A Mercy is a non-fiction novel written by American author Toni Morrison. Morrison is an author, a teacher, and a professor in the Princeton University. She won numerous prizes, including the Nobel for literature, and is most known for her story...

Paradise was published in 1997, the seventh of Morrison’s novels and her first after winning the Nobel Prize for Literature in 1993. It completes a trilogy that begins with Beloved and follows with Jazz, each probing themes of memory, violence,...

"Recitatif" is Nobel Prize-winning novelist Toni Morrison’s only short story. It was published in 1983 in Amiri and Amina Baraka’s Confirmation: An Anthology of African American Women. Though race is a central component of the story about two...

Song of Solomon, a rich and empowering novel published in 1977 that focuses on black life across America, follows the path of Milkman Dead, a young black male in search for his identity.
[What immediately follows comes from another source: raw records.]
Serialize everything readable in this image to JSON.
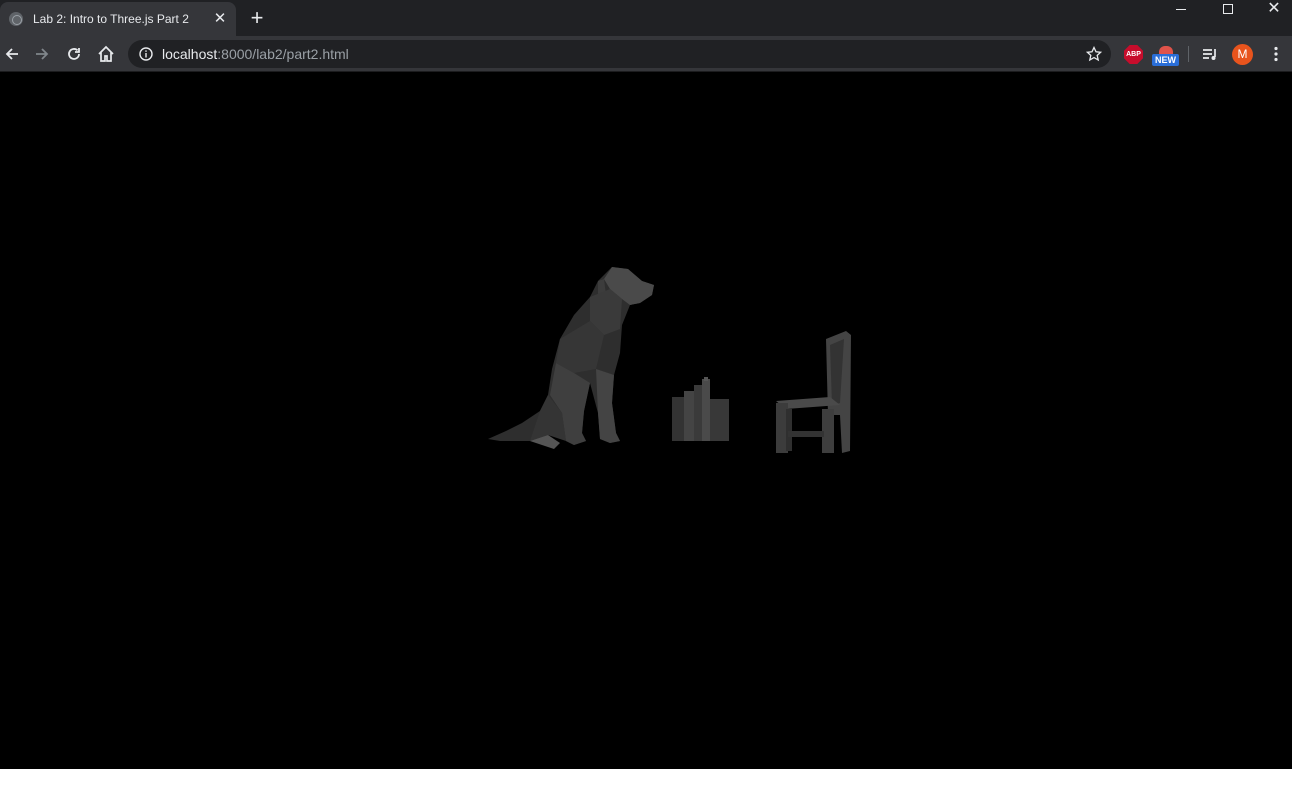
{
  "window": {
    "tab_title": "Lab 2: Intro to Three.js Part 2",
    "tab_close": "✕",
    "new_tab": "+",
    "close_glyph": "✕"
  },
  "toolbar": {
    "url_host": "localhost",
    "url_rest": ":8000/lab2/part2.html",
    "extensions": {
      "abp_label": "ABP",
      "new_badge": "NEW"
    },
    "profile_initial": "M"
  },
  "scene": {
    "objects": [
      "dog-model",
      "books-model",
      "chair-model"
    ],
    "background_color": "#000000",
    "model_color": "#3a3a3a"
  }
}
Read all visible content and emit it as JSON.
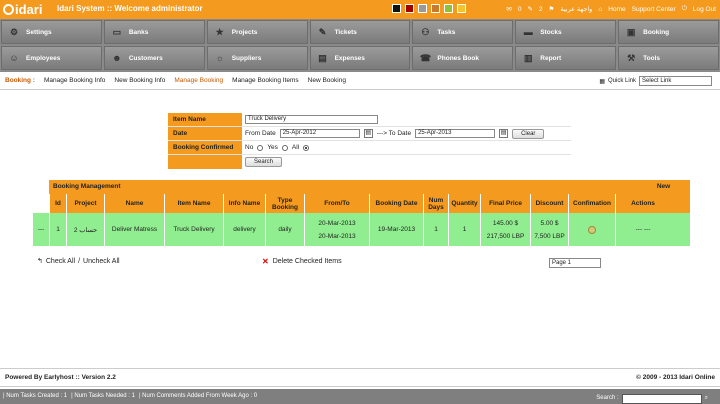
{
  "header": {
    "logo": "idari",
    "title": "Idari System :: Welcome administrator",
    "swatch_colors": [
      "#111111",
      "#a30000",
      "#9a9a9a",
      "#c97a2c",
      "#8fbf3c",
      "#f4c430"
    ],
    "messages_count": "0",
    "tasks_count": "2",
    "arabic_label": "واجهة عربية",
    "home": "Home",
    "support": "Support Center",
    "logout": "Log Out"
  },
  "nav": [
    {
      "label": "Settings",
      "icon": "gear-icon"
    },
    {
      "label": "Banks",
      "icon": "bank-icon"
    },
    {
      "label": "Projects",
      "icon": "star-icon"
    },
    {
      "label": "Tickets",
      "icon": "ticket-icon"
    },
    {
      "label": "Tasks",
      "icon": "tasks-icon"
    },
    {
      "label": "Stocks",
      "icon": "truck-icon"
    },
    {
      "label": "Booking",
      "icon": "book-icon"
    },
    {
      "label": "Employees",
      "icon": "people-icon"
    },
    {
      "label": "Customers",
      "icon": "customer-icon"
    },
    {
      "label": "Suppliers",
      "icon": "supplier-icon"
    },
    {
      "label": "Expenses",
      "icon": "briefcase-icon"
    },
    {
      "label": "Phones Book",
      "icon": "phone-icon"
    },
    {
      "label": "Report",
      "icon": "report-icon"
    },
    {
      "label": "Tools",
      "icon": "tools-icon"
    }
  ],
  "subnav": {
    "section": "Booking :",
    "links": [
      "Manage Booking Info",
      "New Booking Info",
      "Manage Booking",
      "Manage Booking Items",
      "New Booking"
    ],
    "quick_link_label": "Quick Link",
    "quick_link_value": "Select Link"
  },
  "filter": {
    "item_name_label": "Item Name",
    "item_name_value": "Truck Delivery",
    "date_label": "Date",
    "from_label": "From Date",
    "from_value": "25-Apr-2012",
    "to_label": "---> To Date",
    "to_value": "25-Apr-2013",
    "clear": "Clear",
    "confirmed_label": "Booking Confirmed",
    "opt_no": "No",
    "opt_yes": "Yes",
    "opt_all": "All",
    "search": "Search"
  },
  "table": {
    "title": "Booking Management",
    "new": "New",
    "columns": [
      "Id",
      "Project",
      "Name",
      "Item Name",
      "Info Name",
      "Type Booking",
      "From/To",
      "Booking Date",
      "Num Days",
      "Quantity",
      "Final Price",
      "Discount",
      "Confimation",
      "Actions"
    ],
    "row": {
      "dash": "---",
      "id": "1",
      "project": "2 حساب",
      "name": "Deliver Matress",
      "item": "Truck Delivery",
      "info": "delivery",
      "type": "daily",
      "from": "20-Mar-2013",
      "to": "20-Mar-2013",
      "booking_date": "19-Mar-2013",
      "days": "1",
      "qty": "1",
      "price_usd": "145.00 $",
      "price_lbp": "217,500 LBP",
      "disc_usd": "5.00 $",
      "disc_lbp": "7,500 LBP",
      "actions": "---   ---"
    }
  },
  "below": {
    "check_all": "Check All",
    "sep": "/",
    "uncheck_all": "Uncheck All",
    "delete": "Delete Checked Items",
    "page": "Page 1"
  },
  "footer": {
    "powered": "Powered By Earlyhost :: Version 2.2",
    "copyright": "© 2009 - 2013 Idari Online"
  },
  "statusbar": {
    "items": [
      "| Num Tasks Created : 1",
      "| Num Tasks Needed : 1",
      "| Num Comments Added From Week Ago : 0"
    ],
    "search": "Search :"
  }
}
Toni Morrison's gift of storytelling clearly shines through...

Published in 1973, Sula is Toni Morrison’s second novel. Like her first novel, The Bluest Eye, this one also deals with the life experiences of two black girls. Yet it does not merely address the childhood experiences but follows the girls as they...

Sweetness was written by Toni Morrison and published on February 2, 2015. It is the second short story she has published. It was published in The New Yorker magazine.

The story Sweetness is about a light-black skinned mother who gives birth to a...

Tar Baby is a novel written by Toni Morrison and published in 1981. Morrison was a professor at various universities all over the United States, but she moved to NYC to become a part time writer in the mornings before she went to work as an editor...

Born in raised in small town Ohio, author Toni Morrison accomplished a lot in her 88 year long life. After receiving her undergraduate degree in English from Harvard and her master's degree in American Literature from Cornell University, she went...